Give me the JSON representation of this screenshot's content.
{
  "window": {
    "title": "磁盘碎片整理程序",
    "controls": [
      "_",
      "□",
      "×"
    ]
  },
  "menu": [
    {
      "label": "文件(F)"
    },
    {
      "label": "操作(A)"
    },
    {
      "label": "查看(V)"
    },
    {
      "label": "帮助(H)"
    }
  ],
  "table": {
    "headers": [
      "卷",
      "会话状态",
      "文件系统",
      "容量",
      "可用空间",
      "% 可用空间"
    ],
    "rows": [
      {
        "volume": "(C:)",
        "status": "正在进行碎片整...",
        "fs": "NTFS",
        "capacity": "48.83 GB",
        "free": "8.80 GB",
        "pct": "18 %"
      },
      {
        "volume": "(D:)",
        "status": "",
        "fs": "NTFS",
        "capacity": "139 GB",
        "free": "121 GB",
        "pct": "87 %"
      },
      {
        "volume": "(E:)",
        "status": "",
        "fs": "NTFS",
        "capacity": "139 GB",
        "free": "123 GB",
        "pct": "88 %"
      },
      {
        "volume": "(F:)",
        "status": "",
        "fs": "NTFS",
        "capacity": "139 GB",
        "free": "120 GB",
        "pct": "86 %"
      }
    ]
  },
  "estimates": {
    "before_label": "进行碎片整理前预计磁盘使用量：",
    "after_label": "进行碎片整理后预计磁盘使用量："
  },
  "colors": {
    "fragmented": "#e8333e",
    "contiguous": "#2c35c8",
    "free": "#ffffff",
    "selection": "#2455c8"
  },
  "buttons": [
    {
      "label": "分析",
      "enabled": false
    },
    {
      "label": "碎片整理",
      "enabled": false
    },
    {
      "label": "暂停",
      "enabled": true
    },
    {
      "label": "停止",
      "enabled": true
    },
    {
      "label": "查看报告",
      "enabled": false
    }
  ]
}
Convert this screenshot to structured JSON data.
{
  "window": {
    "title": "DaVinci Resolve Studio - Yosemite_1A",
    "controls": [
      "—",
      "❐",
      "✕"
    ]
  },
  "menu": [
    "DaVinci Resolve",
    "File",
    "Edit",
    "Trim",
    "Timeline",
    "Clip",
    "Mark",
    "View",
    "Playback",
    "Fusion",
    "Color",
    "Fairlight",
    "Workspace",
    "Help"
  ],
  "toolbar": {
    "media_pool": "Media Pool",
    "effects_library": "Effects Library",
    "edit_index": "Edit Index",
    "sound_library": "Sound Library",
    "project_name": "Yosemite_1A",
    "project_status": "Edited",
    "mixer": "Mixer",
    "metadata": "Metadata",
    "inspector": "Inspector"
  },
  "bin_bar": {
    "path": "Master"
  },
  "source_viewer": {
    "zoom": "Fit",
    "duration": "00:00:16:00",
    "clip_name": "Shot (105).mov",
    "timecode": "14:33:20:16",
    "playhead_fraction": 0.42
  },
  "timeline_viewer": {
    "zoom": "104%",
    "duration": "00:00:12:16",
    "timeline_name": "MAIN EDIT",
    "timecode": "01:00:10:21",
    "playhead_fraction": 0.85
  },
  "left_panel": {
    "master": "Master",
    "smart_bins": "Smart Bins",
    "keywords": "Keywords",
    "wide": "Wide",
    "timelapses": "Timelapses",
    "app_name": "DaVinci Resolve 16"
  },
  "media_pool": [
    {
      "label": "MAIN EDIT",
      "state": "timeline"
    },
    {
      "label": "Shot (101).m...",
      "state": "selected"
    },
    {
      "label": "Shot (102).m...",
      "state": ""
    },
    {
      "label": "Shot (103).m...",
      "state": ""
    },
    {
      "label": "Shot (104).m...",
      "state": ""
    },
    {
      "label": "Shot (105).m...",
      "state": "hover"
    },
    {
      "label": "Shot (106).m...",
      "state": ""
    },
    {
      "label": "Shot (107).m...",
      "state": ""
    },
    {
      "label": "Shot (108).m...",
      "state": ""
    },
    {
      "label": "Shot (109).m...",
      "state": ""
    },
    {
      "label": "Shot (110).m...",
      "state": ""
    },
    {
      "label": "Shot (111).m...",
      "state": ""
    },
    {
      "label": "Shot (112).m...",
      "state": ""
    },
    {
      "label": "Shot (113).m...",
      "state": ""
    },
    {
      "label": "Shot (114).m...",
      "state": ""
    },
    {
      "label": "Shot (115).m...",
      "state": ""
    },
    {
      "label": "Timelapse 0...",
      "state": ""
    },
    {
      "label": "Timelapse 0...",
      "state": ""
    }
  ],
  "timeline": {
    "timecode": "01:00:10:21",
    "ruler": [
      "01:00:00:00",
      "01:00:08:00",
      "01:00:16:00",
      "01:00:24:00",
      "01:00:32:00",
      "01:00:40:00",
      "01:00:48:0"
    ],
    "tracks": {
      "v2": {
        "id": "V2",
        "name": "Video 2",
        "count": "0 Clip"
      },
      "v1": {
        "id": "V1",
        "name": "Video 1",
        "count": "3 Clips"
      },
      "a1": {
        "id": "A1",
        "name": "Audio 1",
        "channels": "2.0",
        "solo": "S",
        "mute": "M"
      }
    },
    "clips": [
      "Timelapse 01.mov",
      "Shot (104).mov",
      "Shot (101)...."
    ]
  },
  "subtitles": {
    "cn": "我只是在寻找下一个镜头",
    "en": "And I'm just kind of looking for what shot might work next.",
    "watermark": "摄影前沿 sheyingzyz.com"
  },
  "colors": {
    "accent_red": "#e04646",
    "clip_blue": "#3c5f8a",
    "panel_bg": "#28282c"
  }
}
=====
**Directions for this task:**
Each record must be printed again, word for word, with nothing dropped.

**Response area:**
Give me the JSON representation of this screenshot's content.
{
  "window": {
    "title": "磁盘碎片整理程序",
    "controls": [
      "_",
      "□",
      "×"
    ]
  },
  "menu": [
    {
      "label": "文件(F)"
    },
    {
      "label": "操作(A)"
    },
    {
      "label": "查看(V)"
    },
    {
      "label": "帮助(H)"
    }
  ],
  "table": {
    "headers": [
      "卷",
      "会话状态",
      "文件系统",
      "容量",
      "可用空间",
      "% 可用空间"
    ],
    "rows": [
      {
        "volume": "(C:)",
        "status": "正在进行碎片整...",
        "fs": "NTFS",
        "capacity": "48.83 GB",
        "free": "8.80 GB",
        "pct": "18 %"
      },
      {
        "volume": "(D:)",
        "status": "",
        "fs": "NTFS",
        "capacity": "139 GB",
        "free": "121 GB",
        "pct": "87 %"
      },
      {
        "volume": "(E:)",
        "status": "",
        "fs": "NTFS",
        "capacity": "139 GB",
        "free": "123 GB",
        "pct": "88 %"
      },
      {
        "volume": "(F:)",
        "status": "",
        "fs": "NTFS",
        "capacity": "139 GB",
        "free": "120 GB",
        "pct": "86 %"
      }
    ]
  },
  "estimates": {
    "before_label": "进行碎片整理前预计磁盘使用量：",
    "after_label": "进行碎片整理后预计磁盘使用量："
  },
  "colors": {
    "fragmented": "#e8333e",
    "contiguous": "#2c35c8",
    "free": "#ffffff",
    "selection": "#2455c8"
  },
  "buttons": [
    {
      "label": "分析",
      "enabled": false
    },
    {
      "label": "碎片整理",
      "enabled": false
    },
    {
      "label": "暂停",
      "enabled": true
    },
    {
      "label": "停止",
      "enabled": true
    },
    {
      "label": "查看报告",
      "enabled": false
    }
  ]
}
Convert this screenshot to structured JSON data.
{
  "window": {
    "title": "DaVinci Resolve Studio - Yosemite_1A",
    "controls": [
      "—",
      "❐",
      "✕"
    ]
  },
  "menu": [
    "DaVinci Resolve",
    "File",
    "Edit",
    "Trim",
    "Timeline",
    "Clip",
    "Mark",
    "View",
    "Playback",
    "Fusion",
    "Color",
    "Fairlight",
    "Workspace",
    "Help"
  ],
  "toolbar": {
    "media_pool": "Media Pool",
    "effects_library": "Effects Library",
    "edit_index": "Edit Index",
    "sound_library": "Sound Library",
    "project_name": "Yosemite_1A",
    "project_status": "Edited",
    "mixer": "Mixer",
    "metadata": "Metadata",
    "inspector": "Inspector"
  },
  "bin_bar": {
    "path": "Master"
  },
  "source_viewer": {
    "zoom": "Fit",
    "duration": "00:00:16:00",
    "clip_name": "Shot (105).mov",
    "timecode": "14:33:20:16",
    "playhead_fraction": 0.42
  },
  "timeline_viewer": {
    "zoom": "104%",
    "duration": "00:00:12:16",
    "timeline_name": "MAIN EDIT",
    "timecode": "01:00:10:21",
    "playhead_fraction": 0.85
  },
  "left_panel": {
    "master": "Master",
    "smart_bins": "Smart Bins",
    "keywords": "Keywords",
    "wide": "Wide",
    "timelapses": "Timelapses",
    "app_name": "DaVinci Resolve 16"
  },
  "media_pool": [
    {
      "label": "MAIN EDIT",
      "state": "timeline"
    },
    {
      "label": "Shot (101).m...",
      "state": "selected"
    },
    {
      "label": "Shot (102).m...",
      "state": ""
    },
    {
      "label": "Shot (103).m...",
      "state": ""
    },
    {
      "label": "Shot (104).m...",
      "state": ""
    },
    {
      "label": "Shot (105).m...",
      "state": "hover"
    },
    {
      "label": "Shot (106).m...",
      "state": ""
    },
    {
      "label": "Shot (107).m...",
      "state": ""
    },
    {
      "label": "Shot (108).m...",
      "state": ""
    },
    {
      "label": "Shot (109).m...",
      "state": ""
    },
    {
      "label": "Shot (110).m...",
      "state": ""
    },
    {
      "label": "Shot (111).m...",
      "state": ""
    },
    {
      "label": "Shot (112).m...",
      "state": ""
    },
    {
      "label": "Shot (113).m...",
      "state": ""
    },
    {
      "label": "Shot (114).m...",
      "state": ""
    },
    {
      "label": "Shot (115).m...",
      "state": ""
    },
    {
      "label": "Timelapse 0...",
      "state": ""
    },
    {
      "label": "Timelapse 0...",
      "state": ""
    }
  ],
  "timeline": {
    "timecode": "01:00:10:21",
    "ruler": [
      "01:00:00:00",
      "01:00:08:00",
      "01:00:16:00",
      "01:00:24:00",
      "01:00:32:00",
      "01:00:40:00",
      "01:00:48:0"
    ],
    "tracks": {
      "v2": {
        "id": "V2",
        "name": "Video 2",
        "count": "0 Clip"
      },
      "v1": {
        "id": "V1",
        "name": "Video 1",
        "count": "3 Clips"
      },
      "a1": {
        "id": "A1",
        "name": "Audio 1",
        "channels": "2.0",
        "solo": "S",
        "mute": "M"
      }
    },
    "clips": [
      "Timelapse 01.mov",
      "Shot (104).mov",
      "Shot (101)...."
    ]
  },
  "subtitles": {
    "cn": "我只是在寻找下一个镜头",
    "en": "And I'm just kind of looking for what shot might work next.",
    "watermark": "摄影前沿 sheyingzyz.com"
  },
  "colors": {
    "accent_red": "#e04646",
    "clip_blue": "#3c5f8a",
    "panel_bg": "#28282c"
  }
}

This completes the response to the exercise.